[Data entries]
──────────────────────────────

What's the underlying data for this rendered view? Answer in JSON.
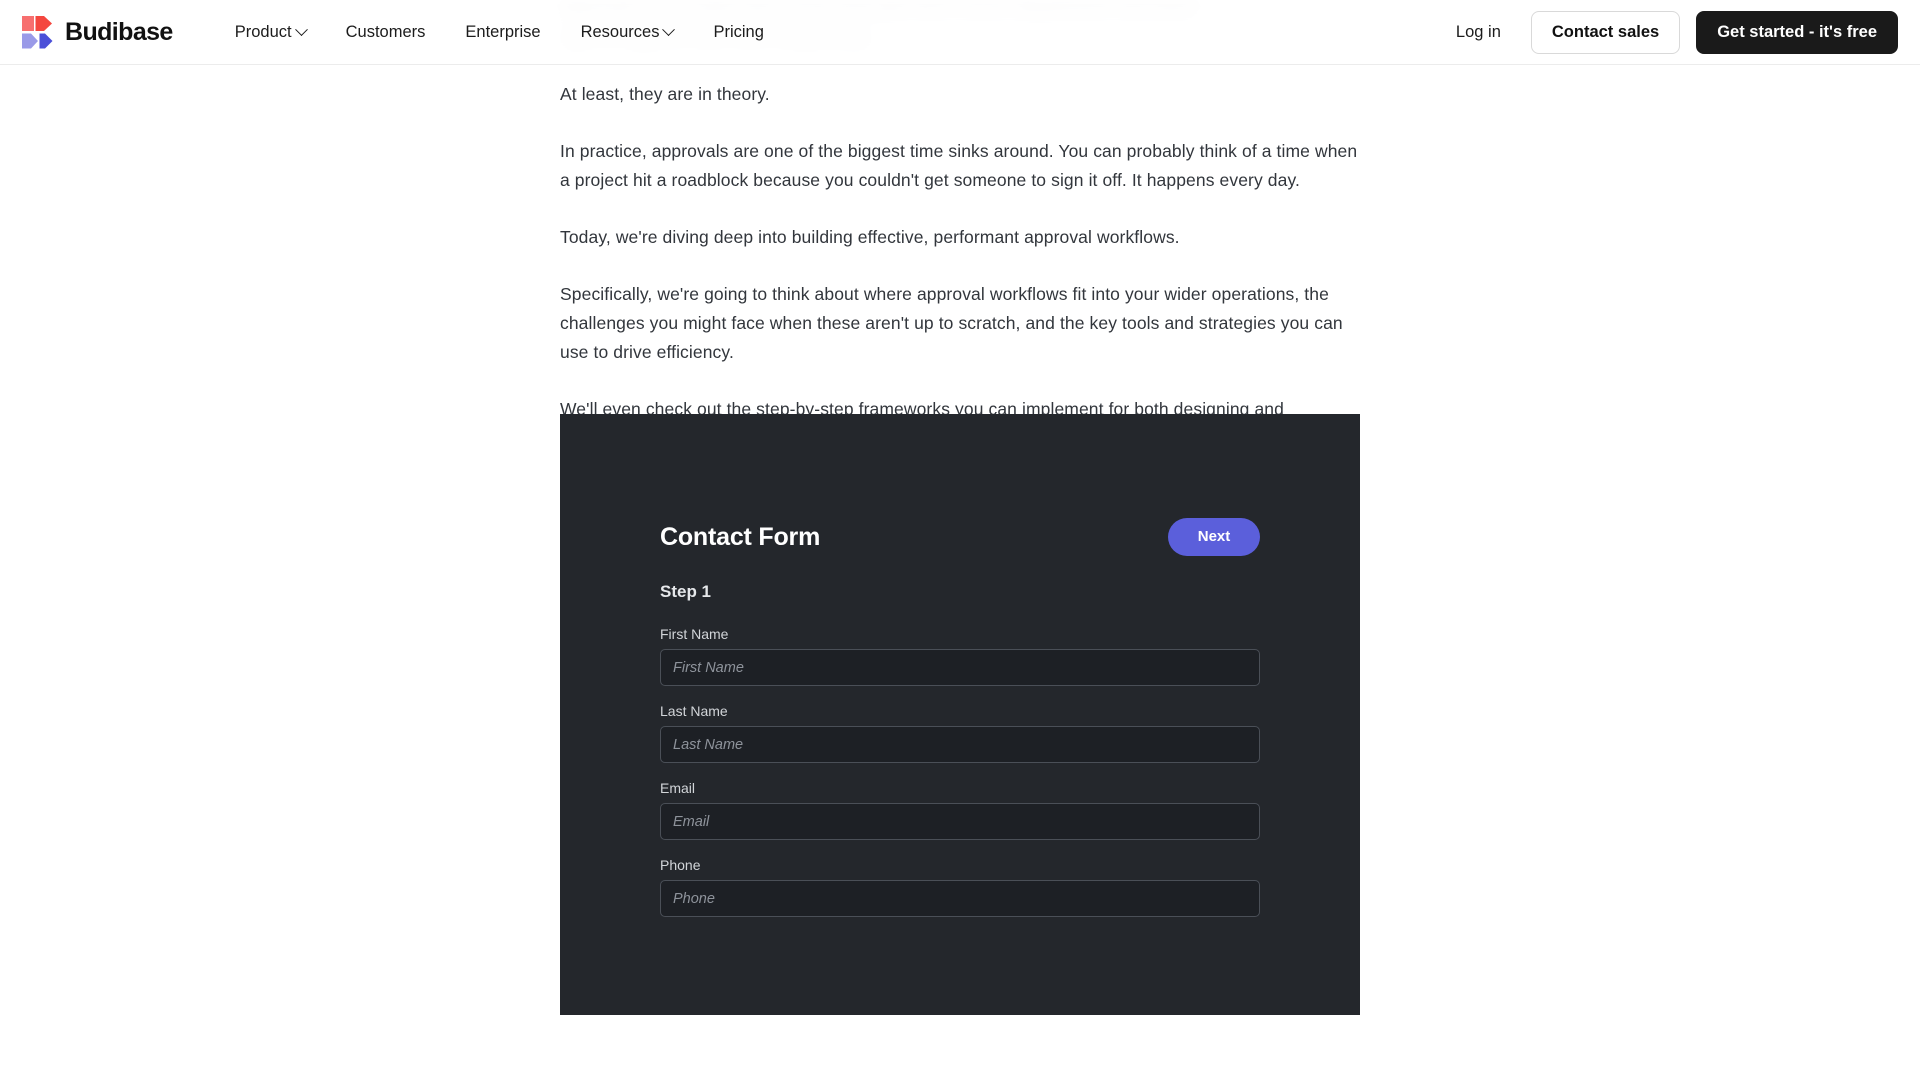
{
  "header": {
    "brand": {
      "name": "Budibase",
      "logo_colors": [
        "#f76f6f",
        "#f4473f",
        "#9a9ae8",
        "#4b4fd8"
      ]
    },
    "nav": [
      {
        "label": "Product",
        "has_chevron": true
      },
      {
        "label": "Customers",
        "has_chevron": false
      },
      {
        "label": "Enterprise",
        "has_chevron": false
      },
      {
        "label": "Resources",
        "has_chevron": true
      },
      {
        "label": "Pricing",
        "has_chevron": false
      }
    ],
    "login_label": "Log in",
    "contact_sales_label": "Contact sales",
    "get_started_label": "Get started - it's free"
  },
  "article": {
    "paragraphs": [
      "At least, they are in theory.",
      "In practice, approvals are one of the biggest time sinks around. You can probably think of a time when a project hit a roadblock because you couldn't get someone to sign it off. It happens every day.",
      "Today, we're diving deep into building effective, performant approval workflows.",
      "Specifically, we're going to think about where approval workflows fit into your wider operations, the challenges you might face when these aren't up to scratch, and the key tools and strategies you can use to drive efficiency.",
      "We'll even check out the step-by-step frameworks you can implement for both designing and implementing effective approvals."
    ],
    "obscured_line_1": "approvals are a routine part of how work gets done across departments and teams",
    "obscured_line_2": "sign off, approve and move things along"
  },
  "app_embed": {
    "title": "Contact Form",
    "next_label": "Next",
    "step_label": "Step 1",
    "accent_color": "#5b5fdb",
    "panel_color": "#24272c",
    "fields": [
      {
        "label": "First Name",
        "placeholder": "First Name",
        "value": ""
      },
      {
        "label": "Last Name",
        "placeholder": "Last Name",
        "value": ""
      },
      {
        "label": "Email",
        "placeholder": "Email",
        "value": ""
      },
      {
        "label": "Phone",
        "placeholder": "Phone",
        "value": ""
      }
    ]
  }
}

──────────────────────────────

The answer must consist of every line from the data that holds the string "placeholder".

        "placeholder": "First Name",
        "placeholder": "Last Name",
        "placeholder": "Email",
        "placeholder": "Phone",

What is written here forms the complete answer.